## [Activity]
Could you print the full listing again, exactly as written?

=== Section Start ===

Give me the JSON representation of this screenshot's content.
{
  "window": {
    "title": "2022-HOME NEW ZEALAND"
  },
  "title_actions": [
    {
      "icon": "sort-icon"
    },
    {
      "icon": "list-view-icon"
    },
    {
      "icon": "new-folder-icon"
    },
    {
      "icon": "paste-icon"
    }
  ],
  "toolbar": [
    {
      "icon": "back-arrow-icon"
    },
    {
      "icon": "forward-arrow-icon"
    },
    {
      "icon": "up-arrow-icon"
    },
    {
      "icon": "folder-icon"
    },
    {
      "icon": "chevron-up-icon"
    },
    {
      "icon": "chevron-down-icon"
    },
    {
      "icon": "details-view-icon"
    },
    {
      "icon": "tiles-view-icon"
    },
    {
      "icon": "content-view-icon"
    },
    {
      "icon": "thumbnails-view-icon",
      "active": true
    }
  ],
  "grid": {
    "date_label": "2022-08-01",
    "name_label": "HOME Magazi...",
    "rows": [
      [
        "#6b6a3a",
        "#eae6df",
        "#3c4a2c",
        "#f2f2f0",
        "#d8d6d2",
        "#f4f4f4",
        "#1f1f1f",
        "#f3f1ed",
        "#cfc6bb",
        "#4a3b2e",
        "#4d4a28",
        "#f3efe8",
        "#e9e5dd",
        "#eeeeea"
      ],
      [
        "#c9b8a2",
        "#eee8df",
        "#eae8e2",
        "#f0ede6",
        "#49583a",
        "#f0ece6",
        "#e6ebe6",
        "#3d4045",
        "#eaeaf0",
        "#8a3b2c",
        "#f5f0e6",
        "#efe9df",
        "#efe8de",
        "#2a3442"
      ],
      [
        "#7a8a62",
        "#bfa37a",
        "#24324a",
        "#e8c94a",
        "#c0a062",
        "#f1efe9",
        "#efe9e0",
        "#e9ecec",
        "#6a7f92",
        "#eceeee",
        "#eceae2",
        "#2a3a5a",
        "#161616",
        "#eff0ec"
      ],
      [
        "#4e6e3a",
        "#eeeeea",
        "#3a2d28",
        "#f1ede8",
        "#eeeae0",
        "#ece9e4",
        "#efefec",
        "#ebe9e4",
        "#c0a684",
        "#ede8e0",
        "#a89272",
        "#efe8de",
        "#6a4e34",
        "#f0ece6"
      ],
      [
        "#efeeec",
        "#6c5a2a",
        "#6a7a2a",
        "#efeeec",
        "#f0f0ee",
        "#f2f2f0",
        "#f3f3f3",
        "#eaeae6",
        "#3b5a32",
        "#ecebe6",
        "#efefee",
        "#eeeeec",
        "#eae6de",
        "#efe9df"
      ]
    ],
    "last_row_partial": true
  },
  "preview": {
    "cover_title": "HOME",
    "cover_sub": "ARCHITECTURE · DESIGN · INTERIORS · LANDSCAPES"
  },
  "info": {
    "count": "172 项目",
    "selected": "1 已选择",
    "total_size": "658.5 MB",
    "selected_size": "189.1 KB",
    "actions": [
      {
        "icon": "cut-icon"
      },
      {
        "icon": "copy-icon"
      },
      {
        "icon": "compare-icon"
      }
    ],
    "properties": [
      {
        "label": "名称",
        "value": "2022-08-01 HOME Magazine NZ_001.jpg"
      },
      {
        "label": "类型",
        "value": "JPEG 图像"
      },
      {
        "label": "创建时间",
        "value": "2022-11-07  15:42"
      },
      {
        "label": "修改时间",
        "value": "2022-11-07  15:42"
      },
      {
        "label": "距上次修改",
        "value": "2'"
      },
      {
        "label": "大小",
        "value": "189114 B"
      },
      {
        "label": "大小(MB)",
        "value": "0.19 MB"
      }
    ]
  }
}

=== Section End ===

## [Expected output]
Give me the JSON representation of this screenshot's content.
{
  "window": {
    "title": "2022-HOME NEW ZEALAND"
  },
  "title_actions": [
    {
      "icon": "sort-icon"
    },
    {
      "icon": "list-view-icon"
    },
    {
      "icon": "new-folder-icon"
    },
    {
      "icon": "paste-icon"
    }
  ],
  "toolbar": [
    {
      "icon": "back-arrow-icon"
    },
    {
      "icon": "forward-arrow-icon"
    },
    {
      "icon": "up-arrow-icon"
    },
    {
      "icon": "folder-icon"
    },
    {
      "icon": "chevron-up-icon"
    },
    {
      "icon": "chevron-down-icon"
    },
    {
      "icon": "details-view-icon"
    },
    {
      "icon": "tiles-view-icon"
    },
    {
      "icon": "content-view-icon"
    },
    {
      "icon": "thumbnails-view-icon",
      "active": true
    }
  ],
  "grid": {
    "date_label": "2022-08-01",
    "name_label": "HOME Magazi...",
    "rows": [
      [
        "#6b6a3a",
        "#eae6df",
        "#3c4a2c",
        "#f2f2f0",
        "#d8d6d2",
        "#f4f4f4",
        "#1f1f1f",
        "#f3f1ed",
        "#cfc6bb",
        "#4a3b2e",
        "#4d4a28",
        "#f3efe8",
        "#e9e5dd",
        "#eeeeea"
      ],
      [
        "#c9b8a2",
        "#eee8df",
        "#eae8e2",
        "#f0ede6",
        "#49583a",
        "#f0ece6",
        "#e6ebe6",
        "#3d4045",
        "#eaeaf0",
        "#8a3b2c",
        "#f5f0e6",
        "#efe9df",
        "#efe8de",
        "#2a3442"
      ],
      [
        "#7a8a62",
        "#bfa37a",
        "#24324a",
        "#e8c94a",
        "#c0a062",
        "#f1efe9",
        "#efe9e0",
        "#e9ecec",
        "#6a7f92",
        "#eceeee",
        "#eceae2",
        "#2a3a5a",
        "#161616",
        "#eff0ec"
      ],
      [
        "#4e6e3a",
        "#eeeeea",
        "#3a2d28",
        "#f1ede8",
        "#eeeae0",
        "#ece9e4",
        "#efefec",
        "#ebe9e4",
        "#c0a684",
        "#ede8e0",
        "#a89272",
        "#efe8de",
        "#6a4e34",
        "#f0ece6"
      ],
      [
        "#efeeec",
        "#6c5a2a",
        "#6a7a2a",
        "#efeeec",
        "#f0f0ee",
        "#f2f2f0",
        "#f3f3f3",
        "#eaeae6",
        "#3b5a32",
        "#ecebe6",
        "#efefee",
        "#eeeeec",
        "#eae6de",
        "#efe9df"
      ]
    ],
    "last_row_partial": true
  },
  "preview": {
    "cover_title": "HOME",
    "cover_sub": "ARCHITECTURE · DESIGN · INTERIORS · LANDSCAPES"
  },
  "info": {
    "count": "172 项目",
    "selected": "1 已选择",
    "total_size": "658.5 MB",
    "selected_size": "189.1 KB",
    "actions": [
      {
        "icon": "cut-icon"
      },
      {
        "icon": "copy-icon"
      },
      {
        "icon": "compare-icon"
      }
    ],
    "properties": [
      {
        "label": "名称",
        "value": "2022-08-01 HOME Magazine NZ_001.jpg"
      },
      {
        "label": "类型",
        "value": "JPEG 图像"
      },
      {
        "label": "创建时间",
        "value": "2022-11-07  15:42"
      },
      {
        "label": "修改时间",
        "value": "2022-11-07  15:42"
      },
      {
        "label": "距上次修改",
        "value": "2'"
      },
      {
        "label": "大小",
        "value": "189114 B"
      },
      {
        "label": "大小(MB)",
        "value": "0.19 MB"
      }
    ]
  }
}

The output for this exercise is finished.